But is that a golden age for animation as in the actual animation itself? Or a golden age of animated realisations of ideas?
The latter is important and its impact and the opportunities it opens up should definitely be recognised and even celebrated. But, even though Flash and 3D offer their own sets of skills, it is not a golden age for the craft.
If you have any doubts as to the importance that drawing plays in either of those, ask yourself why the best people sketch what they want before they actually make it move in Flash or 3D. Consider what can be explored in a good, finished drawing. And what can be learned by creating one.
And what you lose if you're not doing 7,000 a year for every day you work.
But Aaron from CHF also put me up to it, as does Humphrey in the comments - what do I suggest?
A damn good question.
What do I suggest? I have no idea. Every way I look at it, it seems to me that with the way things have gone, things right now, with many of us getting work in Flash or 3D, it's actually as good as it can be in the current climate. I can think of no way to rescue the craft. I don't come with a solution. I come empty-handed.
And that is why the future is so bleak.
This decay will happen. And this is as good as it gets.
Of course, there's always nostalgia and people will come and try to mimic what was done in the past. But, having lost those traditional animators, not having put in that intense practice, those studies that come from simply doing your job in even cheap traditional animation, people will start from scratch not by trying to relearn the process, but by just looking at what they grew up with as a child and trying to mimic what they see on the surface.
That already happens now. Imagine what that will be like in 30 years time. 40 years. 50.
If my zombie corpse rose up to see Disney's Tai-Chi Platypus, I'd be weeping. But with joy? No. Of course not. I'd weep a single dramatic tear and then shuffle off to eat somebody's brains.
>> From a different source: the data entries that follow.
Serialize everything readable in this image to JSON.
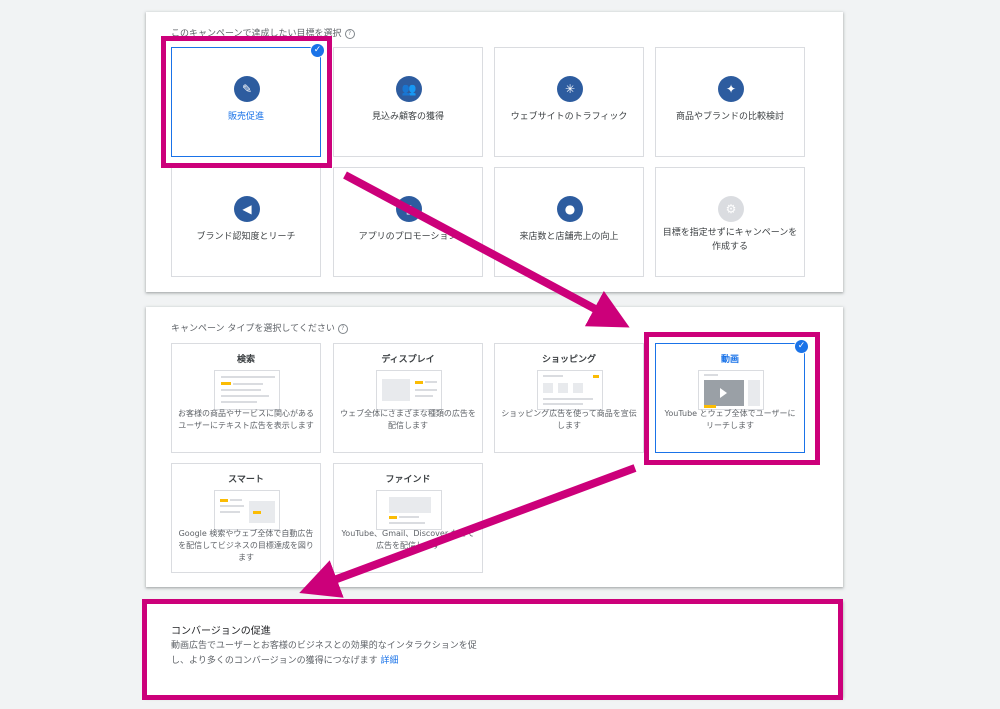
{
  "goal_section": {
    "label": "このキャンペーンで達成したい目標を選択",
    "help_icon": "?",
    "goals": [
      {
        "label": "販売促進",
        "icon": "tag-icon",
        "glyph": "✎",
        "selected": true
      },
      {
        "label": "見込み顧客の獲得",
        "icon": "people-icon",
        "glyph": "👥",
        "selected": false
      },
      {
        "label": "ウェブサイトのトラフィック",
        "icon": "cursor-click-icon",
        "glyph": "✳",
        "selected": false
      },
      {
        "label": "商品やブランドの比較検討",
        "icon": "sparkle-icon",
        "glyph": "✦",
        "selected": false
      },
      {
        "label": "ブランド認知度とリーチ",
        "icon": "speaker-icon",
        "glyph": "◀",
        "selected": false
      },
      {
        "label": "アプリのプロモーション",
        "icon": "phone-icon",
        "glyph": "▯",
        "selected": false
      },
      {
        "label": "来店数と店舗売上の向上",
        "icon": "location-pin-icon",
        "glyph": "●",
        "selected": false
      },
      {
        "label": "目標を指定せずにキャンペーンを作成する",
        "icon": "gear-icon",
        "glyph": "⚙",
        "selected": false
      }
    ]
  },
  "type_section": {
    "label": "キャンペーン タイプを選択してください",
    "help_icon": "?",
    "types": [
      {
        "title": "検索",
        "desc": "お客様の商品やサービスに関心があるユーザーにテキスト広告を表示します",
        "selected": false
      },
      {
        "title": "ディスプレイ",
        "desc": "ウェブ全体にさまざまな種類の広告を配信します",
        "selected": false
      },
      {
        "title": "ショッピング",
        "desc": "ショッピング広告を使って商品を宣伝します",
        "selected": false
      },
      {
        "title": "動画",
        "desc": "YouTube とウェブ全体でユーザーにリーチします",
        "selected": true
      },
      {
        "title": "スマート",
        "desc": "Google 検索やウェブ全体で自動広告を配信してビジネスの目標達成を図ります",
        "selected": false
      },
      {
        "title": "ファインド",
        "desc": "YouTube、Gmail、Discover などで広告を配信します",
        "selected": false
      }
    ]
  },
  "check_glyph": "✓",
  "conversion": {
    "title": "コンバージョンの促進",
    "desc": "動画広告でユーザーとお客様のビジネスとの効果的なインタラクションを促し、より多くのコンバージョンの獲得につなげます",
    "link": "詳細"
  },
  "colors": {
    "highlight": "#cc007a",
    "accent": "#1a73e8",
    "icon_bg": "#2d5c9f"
  }
}
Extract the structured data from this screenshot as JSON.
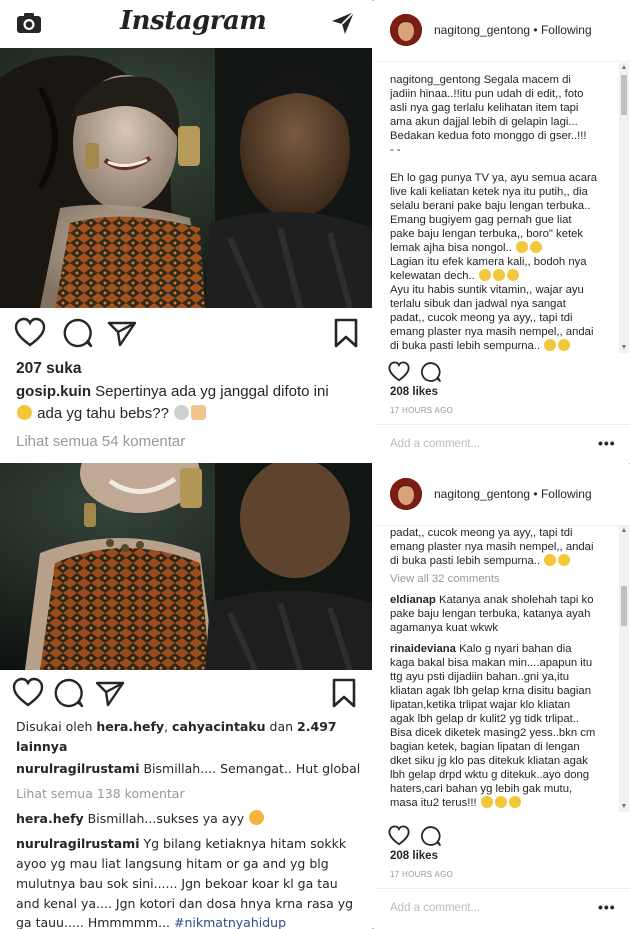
{
  "app": {
    "logo_text": "Instagram"
  },
  "post1": {
    "likes_text": "207 suka",
    "caption_user": "gosip.kuin",
    "caption_text": " Sepertinya ada yg janggal difoto ini",
    "caption_line2": " ada yg tahu bebs??",
    "view_comments": "Lihat semua 54 komentar"
  },
  "post2": {
    "liked_by_prefix": "Disukai oleh ",
    "liked_by_user1": "hera.hefy",
    "liked_by_sep": ", ",
    "liked_by_user2": "cahyacintaku",
    "liked_by_mid": " dan ",
    "liked_by_count": "2.497",
    "liked_by_suffix": "lainnya",
    "caption_user": "nurulragilrustami",
    "caption_text": " Bismillah.... Semangat.. Hut global",
    "view_comments": "Lihat semua 138 komentar",
    "comment1_user": "hera.hefy",
    "comment1_text": " Bismillah...sukses ya ayy",
    "comment2_user": "nurulragilrustami",
    "comment2_lines": [
      " Yg bilang ketiaknya hitam sokkk",
      "ayoo yg mau liat langsung hitam or ga and yg blg",
      "mulutnya bau sok sini...... Jgn bekoar koar kl ga tau",
      "and kenal ya.... Jgn kotori dan dosa hnya krna rasa yg",
      "ga tauu..... Hmmmmm... "
    ],
    "comment2_tag": "#nikmatnyahidup"
  },
  "panel1": {
    "username": "nagitong_gentong",
    "follow_sep": " • ",
    "follow_status": "Following",
    "lines": [
      "nagitong_gentong Segala macem di",
      "jadiin hinaa..!!itu pun udah di edit,, foto",
      "asli nya gag terlalu kelihatan item tapi",
      "ama akun dajjal lebih di gelapin lagi...",
      "Bedakan kedua foto monggo di gser..!!!",
      "- -",
      "",
      "Eh lo gag punya TV ya, ayu semua acara",
      "live kali keliatan ketek nya itu putih,, dia",
      "selalu berani pake baju lengan terbuka..",
      "Emang bugiyem gag pernah gue liat",
      "pake baju lengan terbuka,, boro\" ketek",
      "lemak ajha bisa nongol..",
      "Lagian itu efek kamera kali,, bodoh nya",
      "kelewatan dech..",
      "Ayu itu habis suntik vitamin,, wajar ayu",
      "terlalu sibuk dan jadwal nya sangat",
      "padat,, cucok meong ya ayy,, tapi tdi",
      "emang plaster nya masih nempel,, andai",
      "di buka pasti lebih sempurna.."
    ],
    "likes": "208 likes",
    "time": "17 HOURS AGO",
    "comment_placeholder": "Add a comment...",
    "more_dots": "•••"
  },
  "panel2": {
    "username": "nagitong_gentong",
    "follow_sep": " • ",
    "follow_status": "Following",
    "lines": [
      "padat,, cucok meong ya ayy,, tapi tdi",
      "emang plaster nya masih nempel,, andai",
      "di buka pasti lebih sempurna.."
    ],
    "view_all": "View all 32 comments",
    "c1_user": "eldianap",
    "c1_lines": [
      " Katanya anak sholehah tapi ko",
      "pake baju lengan terbuka, katanya ayah",
      "agamanya kuat wkwk"
    ],
    "c2_user": "rinaideviana",
    "c2_lines": [
      " Kalo g nyari bahan dia",
      "kaga bakal bisa makan min....apapun itu",
      "ttg ayu psti dijadiin bahan..gni ya,itu",
      "kliatan agak lbh gelap krna disitu bagian",
      "lipatan,ketika trlipat wajar klo kliatan",
      "agak lbh gelap dr kulit2 yg tidk trlipat..",
      "Bisa dicek diketek masing2 yess..bkn cm",
      "bagian ketek, bagian lipatan di lengan",
      "dket siku jg klo pas ditekuk kliatan agak",
      "lbh gelap drpd wktu g ditekuk..ayo dong",
      "haters,cari bahan yg lebih gak mutu,",
      "masa itu2 terus!!!"
    ],
    "likes": "208 likes",
    "time": "17 HOURS AGO",
    "comment_placeholder": "Add a comment...",
    "more_dots": "•••"
  }
}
And, compared with animation, I think that's a pretty bright future to look forward to.